In addition to the veto threat, Mr. Reid’s bill faces losing votes to a White House-supported measure that skirts the moral and ethical concerns about destroying human embryos.
Republican Sens.

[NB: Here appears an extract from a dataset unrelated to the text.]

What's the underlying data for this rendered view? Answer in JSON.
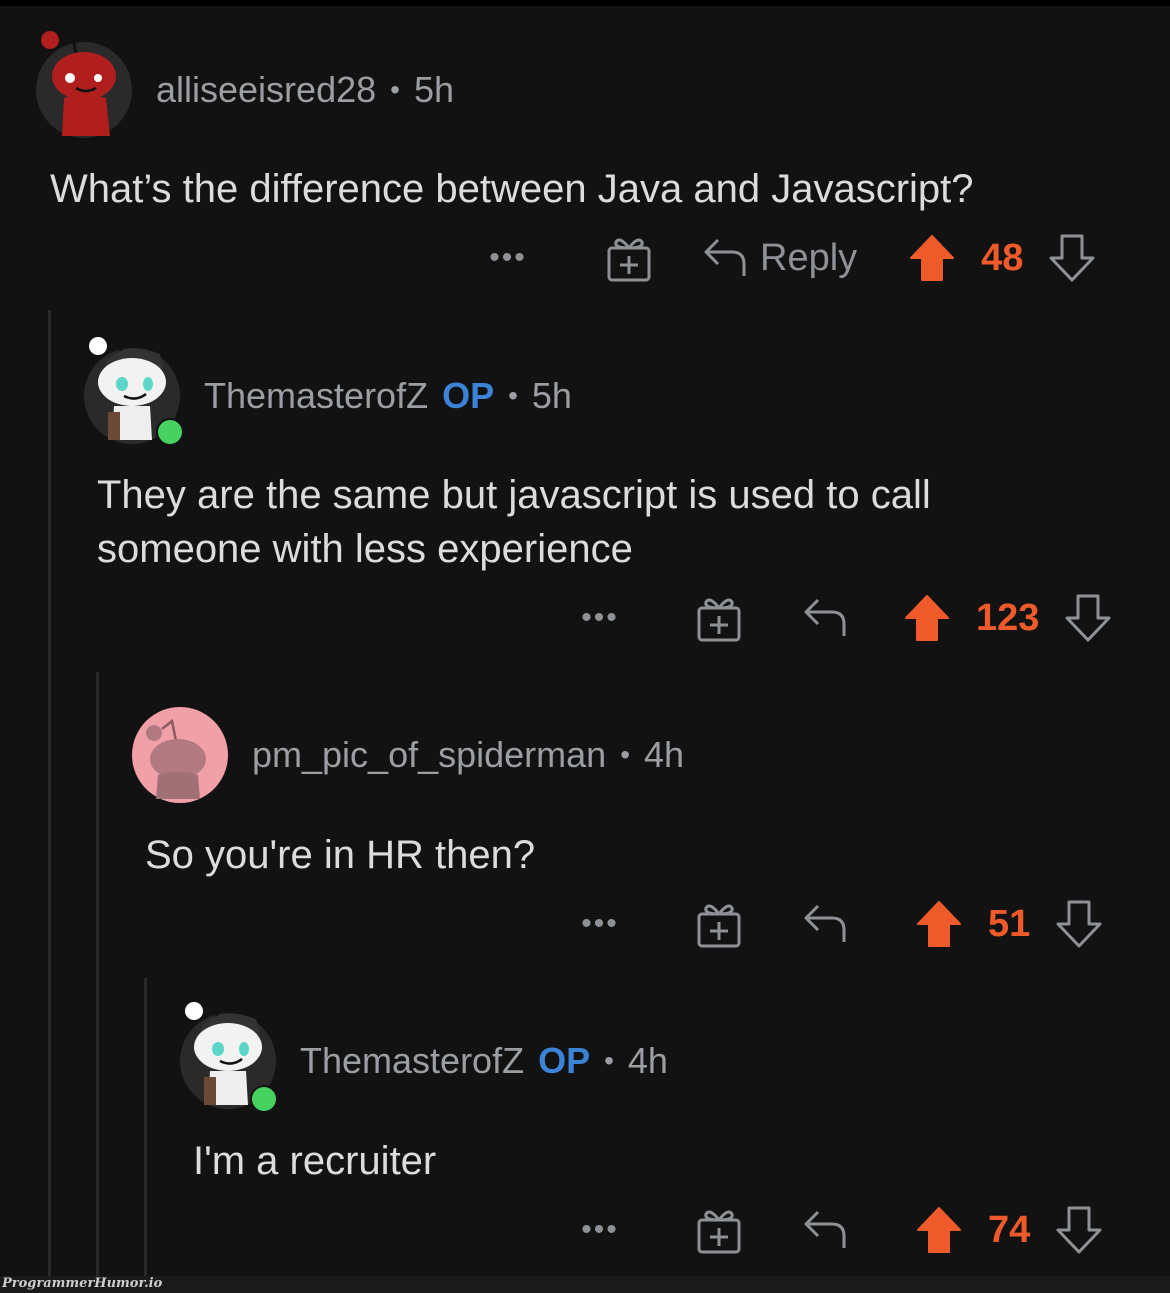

Norm Coleman of Minnesota and Johnny Isakson of Georgia have drafted a bill that would fund research on some embryos that die naturally and from embryos that have died during fertility treatments.
At least one senator — Jon Tester, Montana Democrat and a freshman — intends to vote for both.
“The [Coleman-Isakson] bill doesn’t really do anything, but it doesn’t do any harm either, so Senator Tester is likely to support both,” Tester spokesman Matt McKenna said.
Freshman Sen. James H. Webb Jr., Virginia Democrat, likely will support Mr. Reid’s bill, spokeswoman Jessica Smith said.
“The senator signed on as a co-sponsor of [the bill] because the act requires that stem-cell research be conducted under strict ethical criteria that respect human life with the goal of developing medical treatments and cures for many debilitating diseases,” Ms. Smith said.
The Senate is scheduled to begin debating the bills today, with a votes expected tomorrow.